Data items

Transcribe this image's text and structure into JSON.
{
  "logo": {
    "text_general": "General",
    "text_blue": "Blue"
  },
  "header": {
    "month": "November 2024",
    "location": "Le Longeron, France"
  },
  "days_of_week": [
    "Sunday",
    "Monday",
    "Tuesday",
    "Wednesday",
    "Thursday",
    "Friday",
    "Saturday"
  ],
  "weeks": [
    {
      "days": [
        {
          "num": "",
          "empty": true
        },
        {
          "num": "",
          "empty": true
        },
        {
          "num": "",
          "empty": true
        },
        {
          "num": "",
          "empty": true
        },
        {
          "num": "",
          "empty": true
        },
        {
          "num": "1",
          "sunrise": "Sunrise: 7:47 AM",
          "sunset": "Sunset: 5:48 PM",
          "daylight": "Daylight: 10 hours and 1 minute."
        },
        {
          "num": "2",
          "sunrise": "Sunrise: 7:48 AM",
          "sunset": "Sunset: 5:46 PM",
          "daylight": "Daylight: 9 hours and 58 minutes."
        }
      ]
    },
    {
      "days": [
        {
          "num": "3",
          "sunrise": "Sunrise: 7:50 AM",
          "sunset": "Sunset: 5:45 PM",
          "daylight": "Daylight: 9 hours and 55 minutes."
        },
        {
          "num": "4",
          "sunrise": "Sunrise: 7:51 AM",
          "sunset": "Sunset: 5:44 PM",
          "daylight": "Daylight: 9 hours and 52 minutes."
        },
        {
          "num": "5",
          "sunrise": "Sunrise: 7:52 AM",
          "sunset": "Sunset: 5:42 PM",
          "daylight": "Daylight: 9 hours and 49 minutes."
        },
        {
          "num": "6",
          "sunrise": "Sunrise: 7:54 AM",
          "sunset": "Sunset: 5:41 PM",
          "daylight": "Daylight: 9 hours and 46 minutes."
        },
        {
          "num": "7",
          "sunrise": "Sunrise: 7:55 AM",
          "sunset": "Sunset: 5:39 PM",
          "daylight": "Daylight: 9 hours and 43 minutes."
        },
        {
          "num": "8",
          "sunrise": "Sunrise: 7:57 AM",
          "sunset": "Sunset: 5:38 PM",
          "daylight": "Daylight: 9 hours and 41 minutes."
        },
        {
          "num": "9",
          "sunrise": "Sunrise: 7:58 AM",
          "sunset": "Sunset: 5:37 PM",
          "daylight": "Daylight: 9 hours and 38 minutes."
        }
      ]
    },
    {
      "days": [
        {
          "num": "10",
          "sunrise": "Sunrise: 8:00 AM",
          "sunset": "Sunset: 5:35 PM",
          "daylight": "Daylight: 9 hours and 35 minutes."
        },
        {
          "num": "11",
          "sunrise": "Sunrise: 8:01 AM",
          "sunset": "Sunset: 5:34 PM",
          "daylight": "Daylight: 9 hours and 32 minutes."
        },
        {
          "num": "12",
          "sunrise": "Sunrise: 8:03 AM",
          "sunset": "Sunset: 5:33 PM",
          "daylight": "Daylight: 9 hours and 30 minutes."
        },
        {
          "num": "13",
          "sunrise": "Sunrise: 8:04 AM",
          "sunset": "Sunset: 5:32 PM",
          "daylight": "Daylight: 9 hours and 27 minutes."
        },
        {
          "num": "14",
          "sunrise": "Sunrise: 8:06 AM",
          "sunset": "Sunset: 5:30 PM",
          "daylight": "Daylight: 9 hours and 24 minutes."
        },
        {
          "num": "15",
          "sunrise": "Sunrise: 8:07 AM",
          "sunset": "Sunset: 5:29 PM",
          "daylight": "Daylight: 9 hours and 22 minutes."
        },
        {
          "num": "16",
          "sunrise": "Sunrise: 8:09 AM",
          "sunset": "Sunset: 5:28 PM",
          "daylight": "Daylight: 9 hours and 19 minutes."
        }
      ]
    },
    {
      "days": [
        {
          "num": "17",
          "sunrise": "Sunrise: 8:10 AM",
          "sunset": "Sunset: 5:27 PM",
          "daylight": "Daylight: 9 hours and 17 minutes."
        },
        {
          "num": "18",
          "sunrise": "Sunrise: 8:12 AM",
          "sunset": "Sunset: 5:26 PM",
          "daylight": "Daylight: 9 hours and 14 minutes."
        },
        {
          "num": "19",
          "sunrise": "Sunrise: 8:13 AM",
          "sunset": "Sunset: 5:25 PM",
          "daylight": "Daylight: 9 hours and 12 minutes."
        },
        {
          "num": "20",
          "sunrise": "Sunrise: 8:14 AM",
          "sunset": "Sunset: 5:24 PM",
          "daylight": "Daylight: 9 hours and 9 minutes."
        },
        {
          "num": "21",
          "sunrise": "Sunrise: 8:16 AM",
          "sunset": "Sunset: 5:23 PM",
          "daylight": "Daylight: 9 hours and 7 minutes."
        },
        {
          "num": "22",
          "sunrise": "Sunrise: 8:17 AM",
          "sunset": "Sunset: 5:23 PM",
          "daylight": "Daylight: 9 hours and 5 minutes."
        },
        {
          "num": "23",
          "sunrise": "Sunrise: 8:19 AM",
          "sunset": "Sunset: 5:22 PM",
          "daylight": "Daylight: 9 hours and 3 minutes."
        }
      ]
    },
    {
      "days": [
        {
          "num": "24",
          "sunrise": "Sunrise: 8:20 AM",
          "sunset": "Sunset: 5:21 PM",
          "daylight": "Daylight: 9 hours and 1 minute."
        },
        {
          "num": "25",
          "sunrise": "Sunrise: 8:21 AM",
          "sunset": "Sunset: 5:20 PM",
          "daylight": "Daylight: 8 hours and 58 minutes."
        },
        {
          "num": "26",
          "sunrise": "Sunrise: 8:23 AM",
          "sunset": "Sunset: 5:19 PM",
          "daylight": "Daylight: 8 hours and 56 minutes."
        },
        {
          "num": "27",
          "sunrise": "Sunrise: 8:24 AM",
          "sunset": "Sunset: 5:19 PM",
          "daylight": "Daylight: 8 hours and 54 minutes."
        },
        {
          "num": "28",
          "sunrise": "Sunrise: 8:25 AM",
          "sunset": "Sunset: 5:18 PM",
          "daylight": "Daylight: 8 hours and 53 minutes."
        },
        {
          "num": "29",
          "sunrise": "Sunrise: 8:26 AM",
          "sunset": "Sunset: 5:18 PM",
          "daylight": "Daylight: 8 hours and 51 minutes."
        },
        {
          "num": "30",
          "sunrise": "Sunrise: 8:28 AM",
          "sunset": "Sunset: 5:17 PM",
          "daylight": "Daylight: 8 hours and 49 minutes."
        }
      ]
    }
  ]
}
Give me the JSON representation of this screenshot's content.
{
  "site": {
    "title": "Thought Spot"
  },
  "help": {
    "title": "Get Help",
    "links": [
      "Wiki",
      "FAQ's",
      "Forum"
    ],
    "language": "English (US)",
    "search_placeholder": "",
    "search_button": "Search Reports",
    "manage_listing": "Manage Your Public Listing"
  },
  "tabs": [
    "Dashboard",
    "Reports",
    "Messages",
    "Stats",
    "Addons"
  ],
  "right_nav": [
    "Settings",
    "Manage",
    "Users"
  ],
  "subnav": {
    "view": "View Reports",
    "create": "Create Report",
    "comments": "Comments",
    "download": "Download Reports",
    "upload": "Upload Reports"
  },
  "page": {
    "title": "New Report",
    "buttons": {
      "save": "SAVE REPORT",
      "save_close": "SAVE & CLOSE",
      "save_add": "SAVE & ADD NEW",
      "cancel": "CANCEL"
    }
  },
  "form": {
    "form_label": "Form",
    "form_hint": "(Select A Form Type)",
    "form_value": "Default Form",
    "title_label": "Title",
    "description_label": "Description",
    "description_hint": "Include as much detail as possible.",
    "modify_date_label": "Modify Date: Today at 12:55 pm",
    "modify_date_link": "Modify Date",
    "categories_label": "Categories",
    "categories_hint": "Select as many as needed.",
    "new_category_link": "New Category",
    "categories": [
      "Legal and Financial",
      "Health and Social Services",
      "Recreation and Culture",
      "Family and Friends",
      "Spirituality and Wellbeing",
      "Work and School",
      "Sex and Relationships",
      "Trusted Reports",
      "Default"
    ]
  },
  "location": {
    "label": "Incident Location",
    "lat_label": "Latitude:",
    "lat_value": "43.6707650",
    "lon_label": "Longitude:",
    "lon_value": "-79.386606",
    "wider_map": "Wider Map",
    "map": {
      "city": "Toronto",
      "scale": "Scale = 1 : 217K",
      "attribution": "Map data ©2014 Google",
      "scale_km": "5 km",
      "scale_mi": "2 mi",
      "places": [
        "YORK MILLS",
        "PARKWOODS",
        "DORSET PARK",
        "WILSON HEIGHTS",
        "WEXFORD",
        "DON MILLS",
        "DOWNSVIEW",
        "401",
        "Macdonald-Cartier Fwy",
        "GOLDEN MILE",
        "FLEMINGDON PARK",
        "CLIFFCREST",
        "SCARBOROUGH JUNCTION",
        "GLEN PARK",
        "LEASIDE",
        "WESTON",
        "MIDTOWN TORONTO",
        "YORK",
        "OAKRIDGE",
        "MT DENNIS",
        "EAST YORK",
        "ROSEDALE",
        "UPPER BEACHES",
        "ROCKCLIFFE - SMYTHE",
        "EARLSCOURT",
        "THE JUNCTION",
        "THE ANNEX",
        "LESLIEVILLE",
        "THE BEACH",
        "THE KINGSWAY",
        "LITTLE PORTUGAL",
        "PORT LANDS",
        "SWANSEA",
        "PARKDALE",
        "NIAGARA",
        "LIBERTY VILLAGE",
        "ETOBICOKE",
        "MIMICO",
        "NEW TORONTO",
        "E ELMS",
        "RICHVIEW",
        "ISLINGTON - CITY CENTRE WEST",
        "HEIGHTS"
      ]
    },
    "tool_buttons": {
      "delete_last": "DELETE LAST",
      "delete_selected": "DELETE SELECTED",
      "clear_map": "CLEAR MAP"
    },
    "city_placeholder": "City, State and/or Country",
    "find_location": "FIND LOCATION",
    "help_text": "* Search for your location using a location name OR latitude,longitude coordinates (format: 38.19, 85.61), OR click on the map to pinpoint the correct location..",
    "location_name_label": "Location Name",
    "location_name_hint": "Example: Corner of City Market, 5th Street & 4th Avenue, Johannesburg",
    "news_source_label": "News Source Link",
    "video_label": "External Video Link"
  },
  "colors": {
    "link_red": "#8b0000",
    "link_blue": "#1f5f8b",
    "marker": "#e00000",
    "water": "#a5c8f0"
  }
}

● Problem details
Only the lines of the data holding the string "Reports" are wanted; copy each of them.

● Your solution
    "search_button": "Search Reports",
    "Reports",
    "view": "View Reports",
    "download": "Download Reports",
    "upload": "Upload Reports"
      "Trusted Reports",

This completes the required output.